* [Required action] Copy out every line of the records in which "cover" can be found.

Items from an interface collection:
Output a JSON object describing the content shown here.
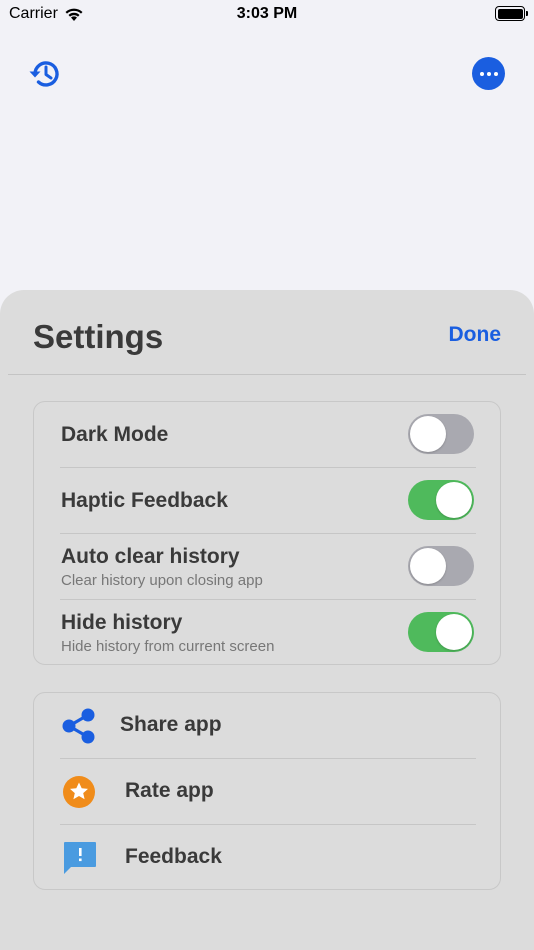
{
  "status_bar": {
    "carrier": "Carrier",
    "time": "3:03 PM"
  },
  "icons": {
    "history": "history-icon",
    "more": "more-icon",
    "share": "share-icon",
    "rate": "star-icon",
    "feedback": "feedback-icon",
    "wifi": "wifi-icon",
    "battery": "battery-icon"
  },
  "colors": {
    "accent": "#1a5ee0",
    "toggle_on": "#4fba5c",
    "toggle_off": "#a9a9b0",
    "star": "#f08c1a",
    "feedback": "#4a9be0"
  },
  "settings": {
    "title": "Settings",
    "done_label": "Done",
    "toggles": [
      {
        "label": "Dark Mode",
        "subtitle": "",
        "enabled": false
      },
      {
        "label": "Haptic Feedback",
        "subtitle": "",
        "enabled": true
      },
      {
        "label": "Auto clear history",
        "subtitle": "Clear history upon closing app",
        "enabled": false
      },
      {
        "label": "Hide history",
        "subtitle": "Hide history from current screen",
        "enabled": true
      }
    ],
    "actions": [
      {
        "label": "Share app"
      },
      {
        "label": "Rate app"
      },
      {
        "label": "Feedback"
      }
    ]
  }
}
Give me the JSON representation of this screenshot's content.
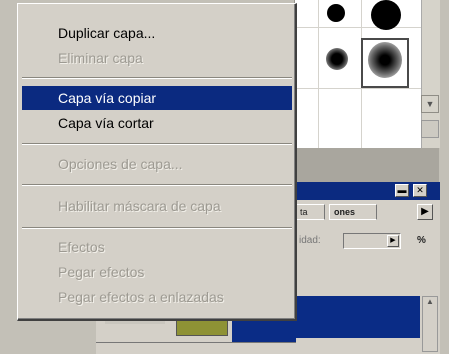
{
  "context_menu": {
    "items": [
      {
        "label": "Duplicar capa...",
        "enabled": true
      },
      {
        "label": "Eliminar capa",
        "enabled": false
      },
      {
        "label": "Capa vía copiar",
        "enabled": true,
        "highlighted": true
      },
      {
        "label": "Capa vía cortar",
        "enabled": true
      },
      {
        "label": "Opciones de capa...",
        "enabled": false
      },
      {
        "label": "Habilitar máscara de capa",
        "enabled": false
      },
      {
        "label": "Efectos",
        "enabled": false
      },
      {
        "label": "Pegar efectos",
        "enabled": false
      },
      {
        "label": "Pegar efectos a enlazadas",
        "enabled": false
      }
    ]
  },
  "layers_panel": {
    "tabs": [
      "ta",
      "ones"
    ],
    "opacity_label": "idad:",
    "opacity_unit": "%"
  },
  "colors": {
    "highlight": "#0b2a80",
    "menu_bg": "#d4d0c8",
    "disabled_text": "#9d9a92",
    "layer_thumb": "#8a8d34"
  }
}
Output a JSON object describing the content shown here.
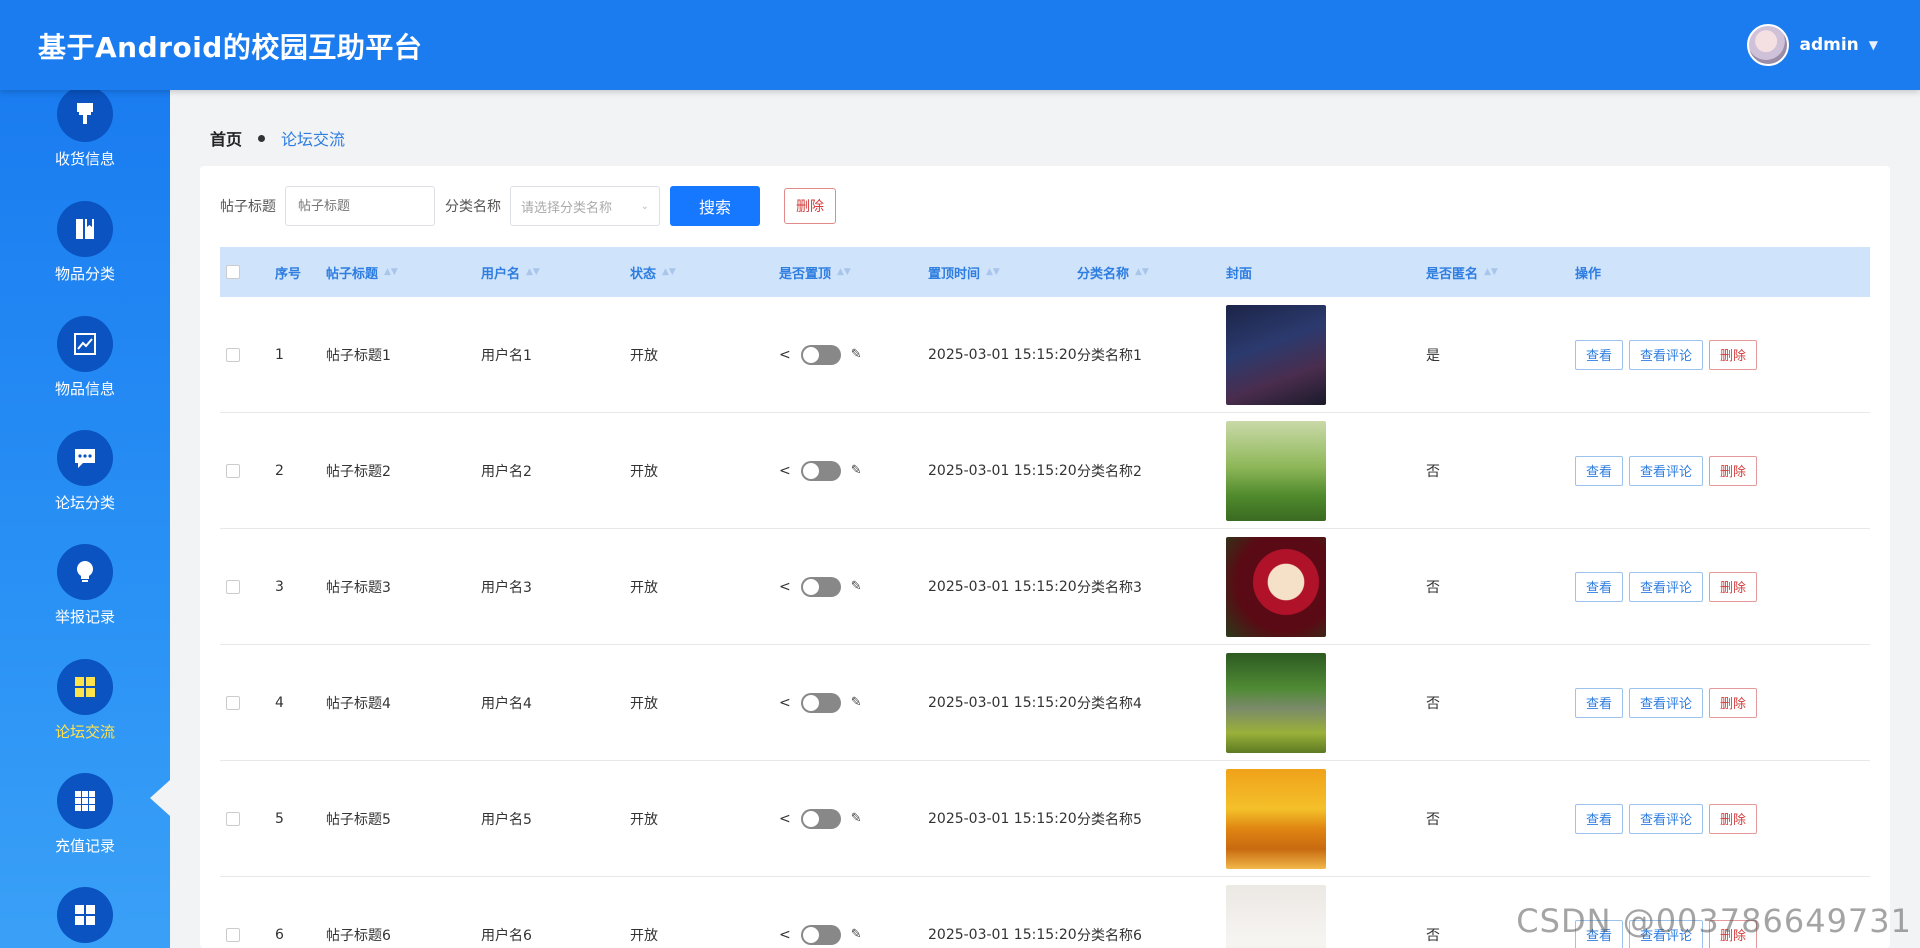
{
  "header": {
    "title": "基于Android的校园互助平台",
    "username": "admin"
  },
  "sidebar": {
    "items": [
      {
        "label": "收货信息",
        "icon": "brush-icon"
      },
      {
        "label": "物品分类",
        "icon": "book-icon"
      },
      {
        "label": "物品信息",
        "icon": "chart-line-icon"
      },
      {
        "label": "论坛分类",
        "icon": "chat-icon"
      },
      {
        "label": "举报记录",
        "icon": "bulb-icon"
      },
      {
        "label": "论坛交流",
        "icon": "grid-4-icon",
        "active": true
      },
      {
        "label": "充值记录",
        "icon": "grid-9-icon"
      },
      {
        "label": "",
        "icon": "grid-4-icon"
      }
    ]
  },
  "breadcrumb": {
    "home": "首页",
    "current": "论坛交流"
  },
  "search": {
    "title_label": "帖子标题",
    "title_placeholder": "帖子标题",
    "category_label": "分类名称",
    "category_placeholder": "请选择分类名称",
    "search_button": "搜索",
    "delete_button": "删除"
  },
  "table": {
    "headers": [
      "序号",
      "帖子标题",
      "用户名",
      "状态",
      "是否置顶",
      "置顶时间",
      "分类名称",
      "封面",
      "是否匿名",
      "操作"
    ],
    "actions": {
      "view": "查看",
      "view_comments": "查看评论",
      "delete": "删除"
    },
    "rows": [
      {
        "index": "1",
        "title": "帖子标题1",
        "user": "用户名1",
        "status": "开放",
        "pin_time": "2025-03-01 15:15:20",
        "category": "分类名称1",
        "anonymous": "是",
        "cover": "night-sky"
      },
      {
        "index": "2",
        "title": "帖子标题2",
        "user": "用户名2",
        "status": "开放",
        "pin_time": "2025-03-01 15:15:20",
        "category": "分类名称2",
        "anonymous": "否",
        "cover": "yoga-lawn"
      },
      {
        "index": "3",
        "title": "帖子标题3",
        "user": "用户名3",
        "status": "开放",
        "pin_time": "2025-03-01 15:15:20",
        "category": "分类名称3",
        "anonymous": "否",
        "cover": "berry-cake"
      },
      {
        "index": "4",
        "title": "帖子标题4",
        "user": "用户名4",
        "status": "开放",
        "pin_time": "2025-03-01 15:15:20",
        "category": "分类名称4",
        "anonymous": "否",
        "cover": "stone-bridge"
      },
      {
        "index": "5",
        "title": "帖子标题5",
        "user": "用户名5",
        "status": "开放",
        "pin_time": "2025-03-01 15:15:20",
        "category": "分类名称5",
        "anonymous": "否",
        "cover": "sunset-lake"
      },
      {
        "index": "6",
        "title": "帖子标题6",
        "user": "用户名6",
        "status": "开放",
        "pin_time": "2025-03-01 15:15:20",
        "category": "分类名称6",
        "anonymous": "否",
        "cover": "coffee-cup"
      }
    ]
  },
  "watermark": "CSDN @003786649731",
  "colors": {
    "header": "#1b7cf0",
    "sidebar_active": "#ffe34d",
    "primary_button": "#1677ff",
    "danger": "#d23c3c",
    "table_head": "#cfe3fb"
  }
}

* [Answer to the problem]
        "cover": "night-sky"
        "cover": "yoga-lawn"
        "cover": "berry-cake"
        "cover": "stone-bridge"
        "cover": "sunset-lake"
        "cover": "coffee-cup"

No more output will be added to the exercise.